    Inside the factory we saw 777 LN903 for Turkish Airlines up close and personal, getting to kick the tires, almost literally, in addition to actually walking in and around the pieces that would make up LN908 for Air Egypt. As well as that, we saw the first 747-8i in final body join, a bunch of 787s (including the first 3 for Air India) and the 787 static test article.

    Then, they dragged us out of the factory, with some difficulty and back onto the bus. Which did a tour of the KPAE flightline parking lot. I believe a record for the loudest cheer for doing a left-hand turn was set this day when this was announced. We went up and around all the planes waiting for final fit-out and delivery (this site has pictures of them from a-far). Saw 777s for V Australia and Air New Zealand, as well as all the 787s for ANA, and a bunch of 787-8f’s for Cargolux, Korean Airlines and Cathay Pacific Cargo.

    Then it was back to the Future of Flight center for Pizza and networking with other geeks before heading off to our hotel.

    Everyone knows planes are big, even “small” planes like the 737, but the size of the 747 and 777s are pretty amazing. I gush on the regular factory tour, and it’s probably more interesting for most people than the one we did, but the fact is that almost every international airliner in service today was made in either this factory, or Airbus’s in Toulouse.

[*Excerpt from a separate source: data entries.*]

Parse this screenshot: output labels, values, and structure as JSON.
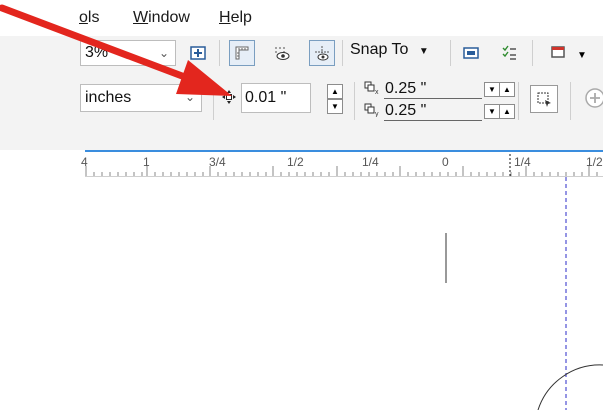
{
  "menu": {
    "tools_partial": "ools",
    "tools_first_partial": "o",
    "window_first": "W",
    "window_rest": "indow",
    "help_first": "H",
    "help_rest": "elp"
  },
  "toolbar1": {
    "zoom_value": "3%",
    "snap_label": "Snap To"
  },
  "toolbar2": {
    "units_value": "inches",
    "nudge_value": "0.01 \"",
    "dup_x_value": "0.25 \"",
    "dup_y_value": "0.25 \""
  },
  "ruler": {
    "labels": [
      "4",
      "1",
      "3/4",
      "1/2",
      "1/4",
      "0",
      "1/4",
      "1/2"
    ]
  },
  "colors": {
    "arrow": "#e3261e",
    "ruler_accent": "#3a8dde",
    "guide": "#2b2bc8"
  }
}
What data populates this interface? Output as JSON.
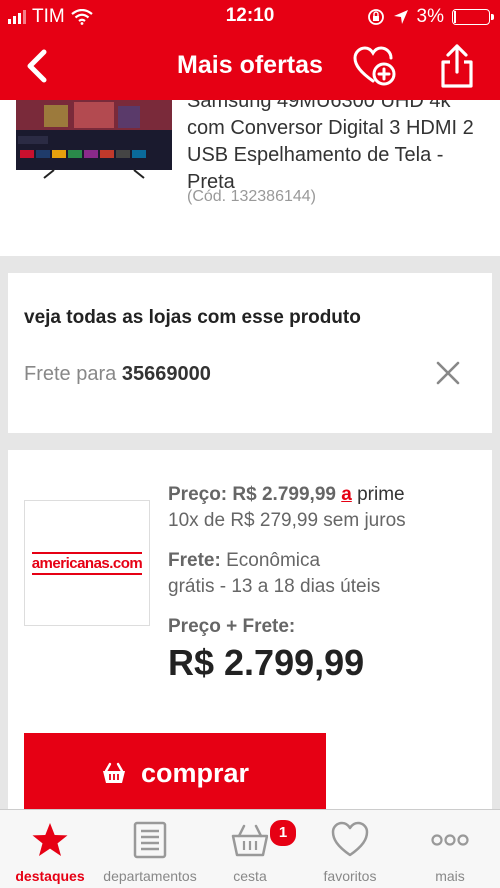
{
  "status_bar": {
    "carrier": "TIM",
    "time": "12:10",
    "battery": "3%"
  },
  "nav": {
    "title": "Mais ofertas"
  },
  "product": {
    "name": "Samsung 49MU6300 UHD 4k com Conversor Digital 3 HDMI 2 USB Espelhamento de Tela - Preta",
    "code": "(Cód. 132386144)"
  },
  "stores": {
    "heading": "veja todas as lojas com esse produto",
    "frete_label": "Frete para",
    "cep": "35669000"
  },
  "offer": {
    "store_logo": "americanas.com",
    "price_label": "Preço:",
    "price": "R$ 2.799,99",
    "prime_badge": "a",
    "prime_text": "prime",
    "installments": "10x de R$ 279,99 sem juros",
    "frete_label": "Frete:",
    "frete_type": "Econômica",
    "frete_detail": "grátis - 13 a 18 dias úteis",
    "total_label": "Preço + Frete:",
    "total_value": "R$ 2.799,99",
    "buy_label": "comprar"
  },
  "tabs": [
    {
      "label": "destaques",
      "icon": "star-icon",
      "active": true
    },
    {
      "label": "departamentos",
      "icon": "list-icon"
    },
    {
      "label": "cesta",
      "icon": "basket-icon",
      "badge": "1"
    },
    {
      "label": "favoritos",
      "icon": "heart-icon"
    },
    {
      "label": "mais",
      "icon": "more-icon"
    }
  ],
  "colors": {
    "brand_red": "#e60014",
    "background": "#e6e6e6"
  }
}
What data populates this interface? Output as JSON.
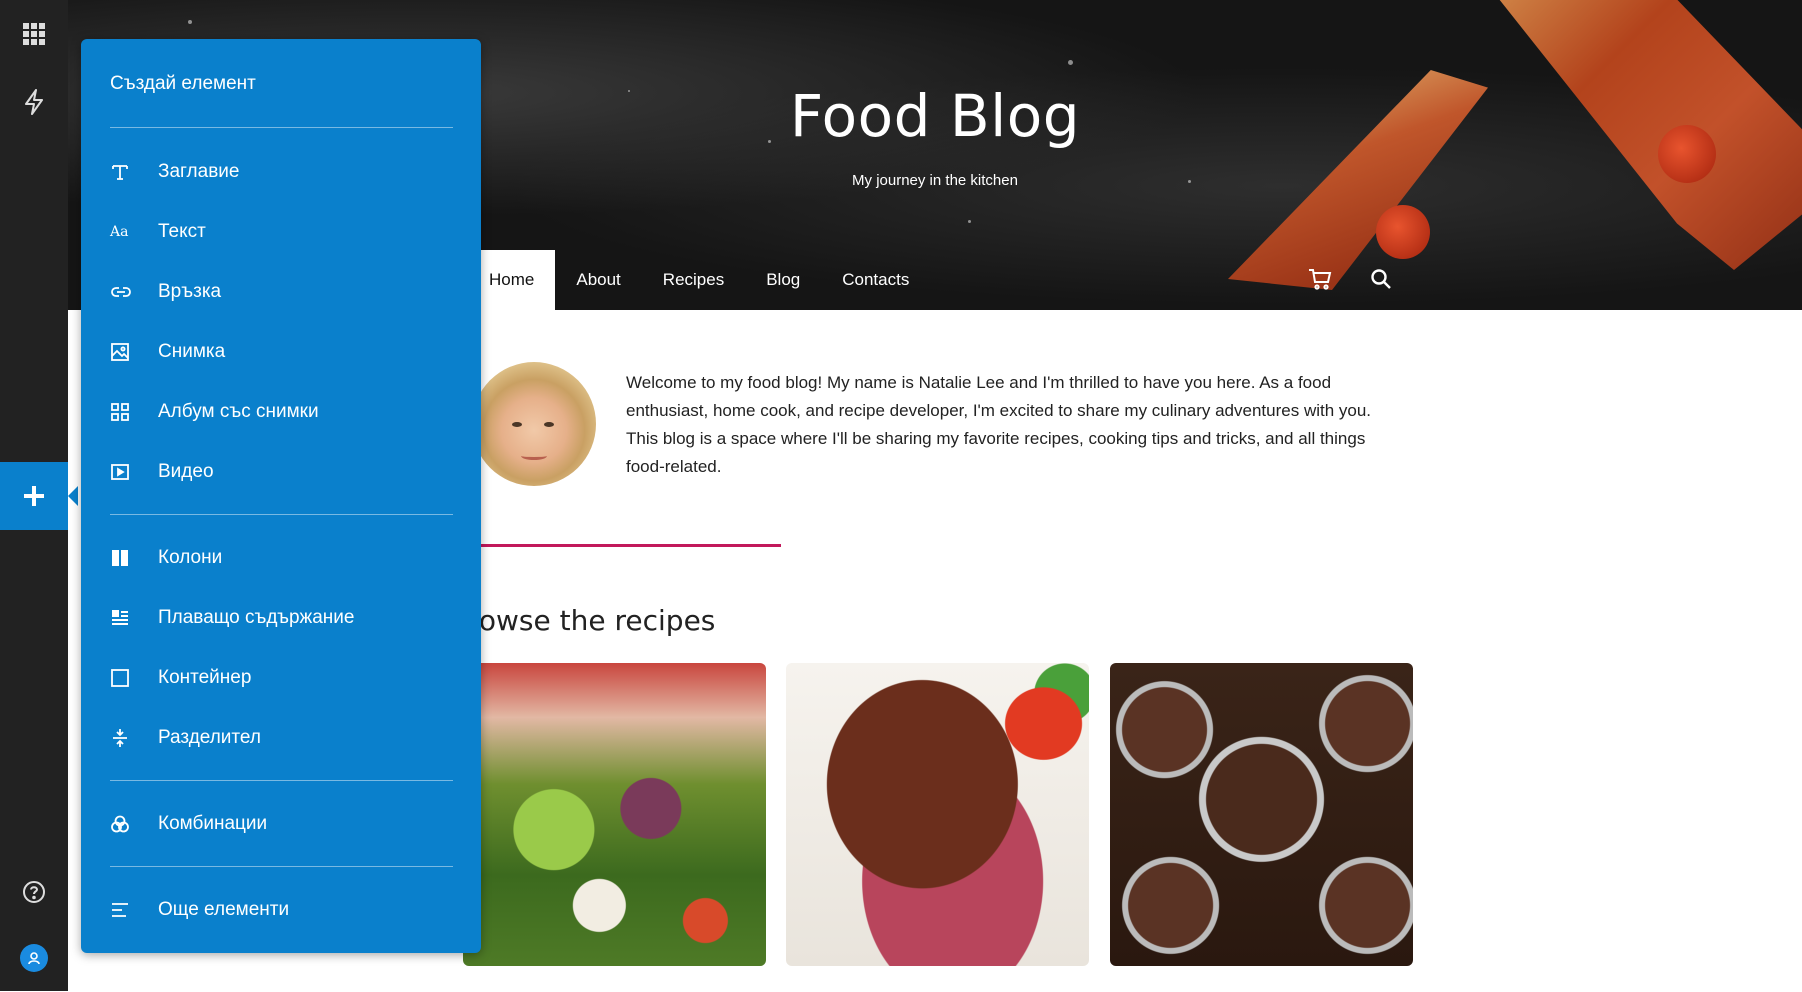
{
  "rail": {
    "items": [
      {
        "name": "apps-grid-icon"
      },
      {
        "name": "lightning-icon"
      },
      {
        "name": "add-icon"
      },
      {
        "name": "help-icon"
      },
      {
        "name": "user-icon"
      }
    ]
  },
  "panel": {
    "title": "Създай елемент",
    "items": [
      {
        "label": "Заглавие",
        "icon": "title-icon"
      },
      {
        "label": "Текст",
        "icon": "text-icon"
      },
      {
        "label": "Връзка",
        "icon": "link-icon"
      },
      {
        "label": "Снимка",
        "icon": "image-icon"
      },
      {
        "label": "Албум със снимки",
        "icon": "gallery-icon"
      },
      {
        "label": "Видео",
        "icon": "video-icon"
      },
      {
        "label": "Колони",
        "icon": "columns-icon"
      },
      {
        "label": "Плаващо съдържание",
        "icon": "floating-content-icon"
      },
      {
        "label": "Контейнер",
        "icon": "container-icon"
      },
      {
        "label": "Разделител",
        "icon": "divider-icon"
      },
      {
        "label": "Комбинации",
        "icon": "combinations-icon"
      },
      {
        "label": "Още елементи",
        "icon": "more-elements-icon"
      }
    ],
    "text_icon_glyph": "Aa"
  },
  "site": {
    "title": "Food Blog",
    "subtitle": "My journey in the kitchen",
    "nav": [
      {
        "label": "Home",
        "active": true
      },
      {
        "label": "About"
      },
      {
        "label": "Recipes"
      },
      {
        "label": "Blog"
      },
      {
        "label": "Contacts"
      }
    ],
    "intro": "Welcome to my food blog! My name is Natalie Lee and I'm thrilled to have you here. As a food enthusiast, home cook, and recipe developer, I'm excited to share my culinary adventures with you. This blog is a space where I'll be sharing my favorite recipes, cooking tips and tricks, and all things food-related.",
    "section_title": "rowse the recipes",
    "accent_color": "#c2185b",
    "panel_color": "#0a80cc"
  }
}
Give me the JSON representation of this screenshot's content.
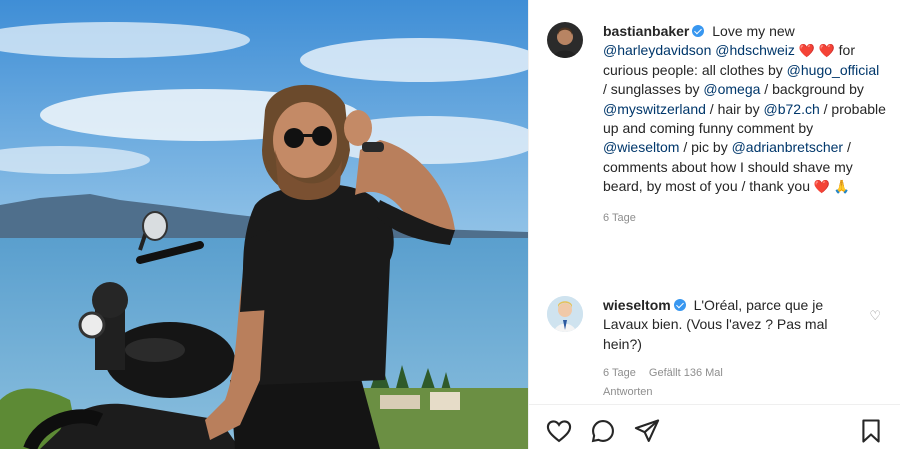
{
  "post": {
    "author": {
      "username": "bastianbaker",
      "verified": true
    },
    "caption_parts": {
      "t1": "Love my new",
      "m1": "@harleydavidson",
      "m2": "@hdschweiz",
      "e1": "❤️ ❤️",
      "t2": "for curious people: all clothes by",
      "m3": "@hugo_official",
      "t3": " / sunglasses by",
      "m4": "@omega",
      "t4": " / background by",
      "m5": "@myswitzerland",
      "t5": " / hair by ",
      "m6": "@b72.ch",
      "t6": " / probable up and coming funny comment by ",
      "m7": "@wieseltom",
      "t7": " / pic by",
      "m8": "@adrianbretscher",
      "t8": " / comments about how I should shave my beard, by most of you / thank you ",
      "e2": "❤️ 🙏"
    },
    "timestamp": "6 Tage"
  },
  "comment": {
    "username": "wieseltom",
    "verified": true,
    "text": "L'Oréal, parce que je Lavaux bien. (Vous l'avez ? Pas mal hein?)",
    "time": "6 Tage",
    "likes": "Gefällt 136 Mal",
    "replies_label": "Antworten"
  },
  "icons": [
    "heart-icon",
    "comment-icon",
    "share-icon",
    "bookmark-icon"
  ],
  "colors": {
    "verified": "#3897f0",
    "mention": "#00376b",
    "muted": "#8e8e8e",
    "text": "#262626"
  }
}
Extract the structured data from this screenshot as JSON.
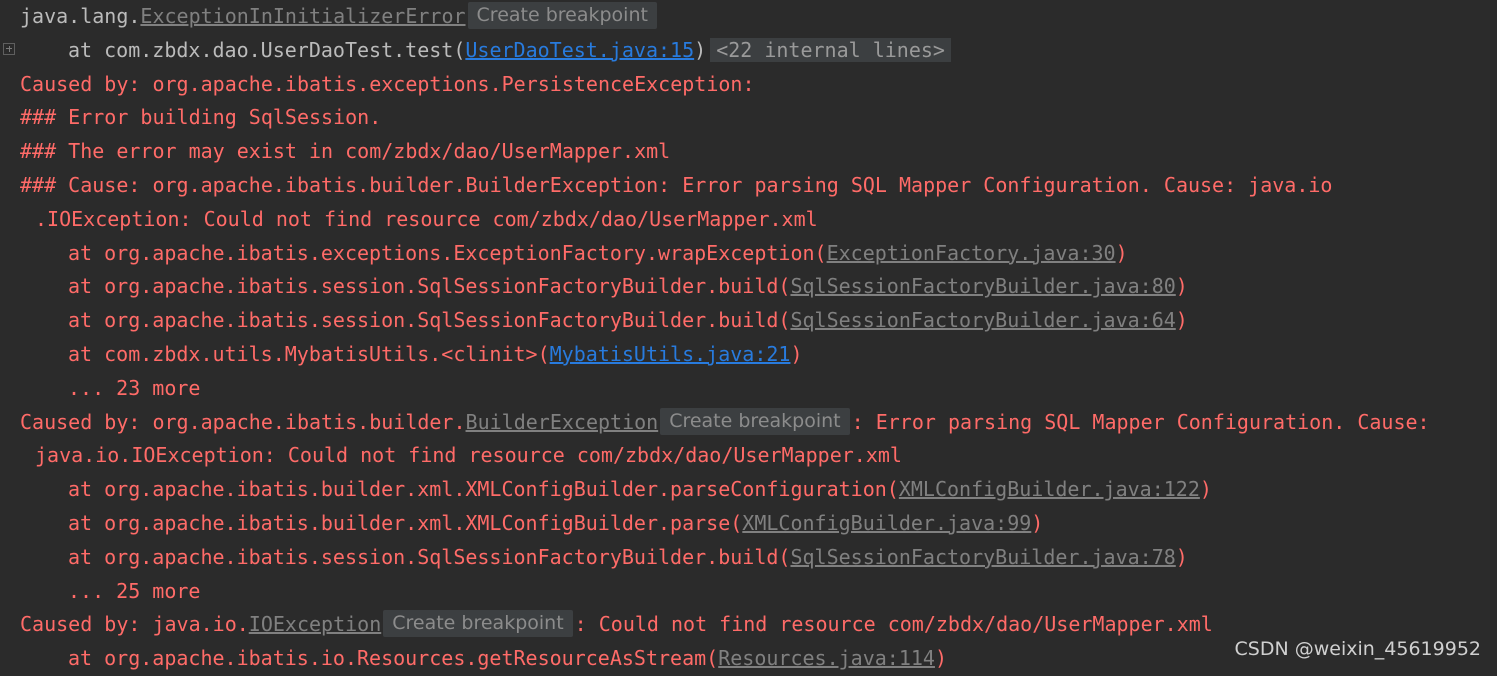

    What Boeing makes here is pretty much the pinnacle of humankind’s knowledge of technology and ability to build machines, and it’s amazing privilege to get up close and personal on the factory floor. Future of Flight is an amazing center at the best of times, and I have to say, today was an amazing day. I feel so lucky to have been able to attend. Very few members of the public get to do factory floor tours, with this years and last years, there was some overlap, so it’s probably under 75 people have done this one.

    So thank you very much to Future of Flight, Boeing Commercial Aircraft and Airline Reporter for organising the day! Look forward to next year’s!

    See also: Photos from the Stratodeck

    Dear Cisco, wtf are you thinking?

    As an expatriated person, I find myself thinking of home sometimes. Video conferencing with people from the old country is fun, so I thought I’d have a look at the details on Cisco’s new Umi video conferencing unit.

    Let me say, I have no idea what they’re thinking here. It’s for home use. It costs $599. Then, you have to pay $24/month for a plan to use it. To call other people who have a Umi.

    Because it doesn’t work with Skype, or FaceTime. Or anything other than Google Video chat (which is itself free for non PSTN calls).

    So basically, you’re charging as much as a computer + webcam (which you could hook up to a TV), you can’t connect to Skype, and you’re charging a monthly fee for something everyone else is giving away for free.

    Let me know how that works out for you…